> _Work required_
Lines holding the string "odds" in the listing below are to be copied.

> _Data extract_
+-------+

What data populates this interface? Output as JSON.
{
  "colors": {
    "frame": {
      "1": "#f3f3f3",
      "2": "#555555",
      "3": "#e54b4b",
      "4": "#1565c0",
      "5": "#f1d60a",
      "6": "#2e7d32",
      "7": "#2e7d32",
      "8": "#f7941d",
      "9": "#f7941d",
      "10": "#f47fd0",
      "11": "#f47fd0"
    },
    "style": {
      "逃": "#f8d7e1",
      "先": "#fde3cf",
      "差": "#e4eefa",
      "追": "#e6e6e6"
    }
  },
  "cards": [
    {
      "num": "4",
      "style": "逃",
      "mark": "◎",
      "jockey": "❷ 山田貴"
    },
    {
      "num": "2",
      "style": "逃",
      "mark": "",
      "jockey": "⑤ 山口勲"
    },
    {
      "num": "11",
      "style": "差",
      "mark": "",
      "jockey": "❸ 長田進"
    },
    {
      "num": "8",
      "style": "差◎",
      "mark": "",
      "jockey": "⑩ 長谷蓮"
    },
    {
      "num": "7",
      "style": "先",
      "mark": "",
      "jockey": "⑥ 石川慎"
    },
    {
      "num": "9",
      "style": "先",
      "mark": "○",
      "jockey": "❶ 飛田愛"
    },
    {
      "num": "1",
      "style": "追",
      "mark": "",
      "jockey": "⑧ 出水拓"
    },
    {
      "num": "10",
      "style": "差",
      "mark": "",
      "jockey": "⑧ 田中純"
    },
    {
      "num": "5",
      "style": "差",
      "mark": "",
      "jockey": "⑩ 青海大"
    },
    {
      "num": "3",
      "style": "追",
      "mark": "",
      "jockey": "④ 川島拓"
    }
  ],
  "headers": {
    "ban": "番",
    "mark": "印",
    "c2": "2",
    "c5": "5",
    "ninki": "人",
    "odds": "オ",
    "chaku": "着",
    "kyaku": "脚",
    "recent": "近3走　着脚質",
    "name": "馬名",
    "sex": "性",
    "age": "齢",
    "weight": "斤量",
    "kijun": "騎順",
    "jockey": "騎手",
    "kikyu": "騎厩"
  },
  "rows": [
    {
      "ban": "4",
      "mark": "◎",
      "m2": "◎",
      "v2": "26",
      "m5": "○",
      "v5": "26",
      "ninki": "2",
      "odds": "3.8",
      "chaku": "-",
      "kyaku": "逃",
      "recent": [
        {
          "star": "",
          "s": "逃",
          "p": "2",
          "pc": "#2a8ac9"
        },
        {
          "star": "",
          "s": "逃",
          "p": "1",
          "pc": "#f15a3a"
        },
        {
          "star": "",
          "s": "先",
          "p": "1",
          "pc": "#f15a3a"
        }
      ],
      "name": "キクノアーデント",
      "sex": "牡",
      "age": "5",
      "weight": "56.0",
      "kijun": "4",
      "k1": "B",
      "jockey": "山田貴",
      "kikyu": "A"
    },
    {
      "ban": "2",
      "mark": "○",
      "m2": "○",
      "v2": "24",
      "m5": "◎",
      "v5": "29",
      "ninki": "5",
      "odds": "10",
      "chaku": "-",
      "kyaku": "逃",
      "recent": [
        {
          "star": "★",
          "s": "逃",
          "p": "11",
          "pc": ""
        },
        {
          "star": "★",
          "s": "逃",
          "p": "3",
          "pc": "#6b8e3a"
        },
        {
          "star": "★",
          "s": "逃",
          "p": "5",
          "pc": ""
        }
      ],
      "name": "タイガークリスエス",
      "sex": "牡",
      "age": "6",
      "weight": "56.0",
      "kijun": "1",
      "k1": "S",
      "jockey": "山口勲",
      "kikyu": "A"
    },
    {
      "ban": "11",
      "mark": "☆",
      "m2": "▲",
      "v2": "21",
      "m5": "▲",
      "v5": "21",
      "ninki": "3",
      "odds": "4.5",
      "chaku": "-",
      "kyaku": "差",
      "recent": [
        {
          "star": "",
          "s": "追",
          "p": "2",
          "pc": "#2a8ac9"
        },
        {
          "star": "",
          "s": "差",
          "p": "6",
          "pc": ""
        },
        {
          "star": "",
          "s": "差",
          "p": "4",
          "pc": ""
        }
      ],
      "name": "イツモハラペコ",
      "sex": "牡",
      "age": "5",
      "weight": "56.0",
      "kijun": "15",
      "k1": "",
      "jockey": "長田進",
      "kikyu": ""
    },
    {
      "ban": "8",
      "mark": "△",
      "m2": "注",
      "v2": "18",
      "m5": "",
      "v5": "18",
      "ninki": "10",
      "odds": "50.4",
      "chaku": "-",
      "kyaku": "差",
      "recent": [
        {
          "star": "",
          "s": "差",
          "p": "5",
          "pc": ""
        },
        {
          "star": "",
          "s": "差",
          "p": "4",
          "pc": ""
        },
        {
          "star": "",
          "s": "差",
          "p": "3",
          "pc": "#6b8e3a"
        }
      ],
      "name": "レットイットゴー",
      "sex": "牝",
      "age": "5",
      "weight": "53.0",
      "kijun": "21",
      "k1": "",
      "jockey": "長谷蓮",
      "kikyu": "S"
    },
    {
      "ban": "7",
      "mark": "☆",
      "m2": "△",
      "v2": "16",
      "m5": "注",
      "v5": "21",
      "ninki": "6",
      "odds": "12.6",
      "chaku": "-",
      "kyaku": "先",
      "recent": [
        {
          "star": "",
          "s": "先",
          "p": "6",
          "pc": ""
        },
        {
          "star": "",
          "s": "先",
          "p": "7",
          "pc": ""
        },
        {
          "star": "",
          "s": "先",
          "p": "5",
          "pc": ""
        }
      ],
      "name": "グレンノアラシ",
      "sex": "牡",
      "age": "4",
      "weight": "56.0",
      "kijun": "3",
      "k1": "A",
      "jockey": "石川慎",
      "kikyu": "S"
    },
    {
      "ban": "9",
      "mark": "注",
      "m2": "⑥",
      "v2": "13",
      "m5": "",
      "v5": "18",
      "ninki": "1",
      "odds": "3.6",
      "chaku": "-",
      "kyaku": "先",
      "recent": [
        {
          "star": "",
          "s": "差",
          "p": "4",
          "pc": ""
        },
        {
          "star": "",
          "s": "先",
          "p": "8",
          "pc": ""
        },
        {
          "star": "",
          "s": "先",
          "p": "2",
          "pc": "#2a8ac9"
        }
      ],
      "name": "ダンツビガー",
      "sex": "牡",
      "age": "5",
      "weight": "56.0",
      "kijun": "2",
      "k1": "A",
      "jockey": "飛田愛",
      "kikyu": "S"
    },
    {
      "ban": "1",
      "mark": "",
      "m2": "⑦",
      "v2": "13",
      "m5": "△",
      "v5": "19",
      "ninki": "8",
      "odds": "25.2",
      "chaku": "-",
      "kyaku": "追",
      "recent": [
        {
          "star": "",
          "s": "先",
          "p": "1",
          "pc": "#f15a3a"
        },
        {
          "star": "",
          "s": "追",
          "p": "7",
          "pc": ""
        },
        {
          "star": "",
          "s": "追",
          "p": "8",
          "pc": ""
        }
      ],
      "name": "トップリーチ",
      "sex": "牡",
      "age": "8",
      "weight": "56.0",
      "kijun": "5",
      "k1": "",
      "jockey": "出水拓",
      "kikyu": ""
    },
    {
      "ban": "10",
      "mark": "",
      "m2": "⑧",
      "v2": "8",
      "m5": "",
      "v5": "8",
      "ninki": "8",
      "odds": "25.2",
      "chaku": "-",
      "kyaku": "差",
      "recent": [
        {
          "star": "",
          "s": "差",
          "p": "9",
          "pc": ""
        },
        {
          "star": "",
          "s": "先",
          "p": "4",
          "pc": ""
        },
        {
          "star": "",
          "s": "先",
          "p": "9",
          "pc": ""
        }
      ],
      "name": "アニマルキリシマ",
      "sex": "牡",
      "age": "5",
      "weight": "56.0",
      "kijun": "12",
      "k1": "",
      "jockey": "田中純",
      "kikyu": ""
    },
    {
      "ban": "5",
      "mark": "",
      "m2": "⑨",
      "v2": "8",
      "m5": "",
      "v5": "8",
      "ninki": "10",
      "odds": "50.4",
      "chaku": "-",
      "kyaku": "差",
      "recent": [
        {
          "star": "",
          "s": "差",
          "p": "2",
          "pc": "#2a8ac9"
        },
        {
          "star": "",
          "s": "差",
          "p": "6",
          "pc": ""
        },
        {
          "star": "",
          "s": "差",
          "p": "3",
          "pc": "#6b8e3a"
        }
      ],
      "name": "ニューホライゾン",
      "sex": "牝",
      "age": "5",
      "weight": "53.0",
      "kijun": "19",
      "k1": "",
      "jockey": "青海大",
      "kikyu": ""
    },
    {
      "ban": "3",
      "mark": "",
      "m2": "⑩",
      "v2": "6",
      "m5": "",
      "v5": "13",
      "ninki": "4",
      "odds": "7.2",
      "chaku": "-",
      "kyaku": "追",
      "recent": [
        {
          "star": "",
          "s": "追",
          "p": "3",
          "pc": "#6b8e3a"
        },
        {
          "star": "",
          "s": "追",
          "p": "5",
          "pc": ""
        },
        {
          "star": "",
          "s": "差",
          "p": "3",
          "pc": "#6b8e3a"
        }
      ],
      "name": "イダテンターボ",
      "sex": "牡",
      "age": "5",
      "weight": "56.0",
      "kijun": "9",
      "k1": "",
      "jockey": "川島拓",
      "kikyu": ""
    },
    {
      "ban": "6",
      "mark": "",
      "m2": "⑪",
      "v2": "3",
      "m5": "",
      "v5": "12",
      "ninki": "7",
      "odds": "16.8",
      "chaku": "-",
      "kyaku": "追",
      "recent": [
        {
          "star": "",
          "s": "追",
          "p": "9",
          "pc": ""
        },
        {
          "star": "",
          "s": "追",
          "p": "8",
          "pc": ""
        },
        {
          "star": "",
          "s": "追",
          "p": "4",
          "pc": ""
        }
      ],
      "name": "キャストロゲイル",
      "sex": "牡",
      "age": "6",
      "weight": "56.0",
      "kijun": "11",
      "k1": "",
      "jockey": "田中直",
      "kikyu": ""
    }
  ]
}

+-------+

> _Task solution_
    "odds": "オ",
      "odds": "3.8",
      "odds": "10",
      "odds": "4.5",
      "odds": "50.4",
      "odds": "12.6",
      "odds": "3.6",
      "odds": "25.2",
      "odds": "25.2",
      "odds": "50.4",
      "odds": "7.2",
      "odds": "16.8",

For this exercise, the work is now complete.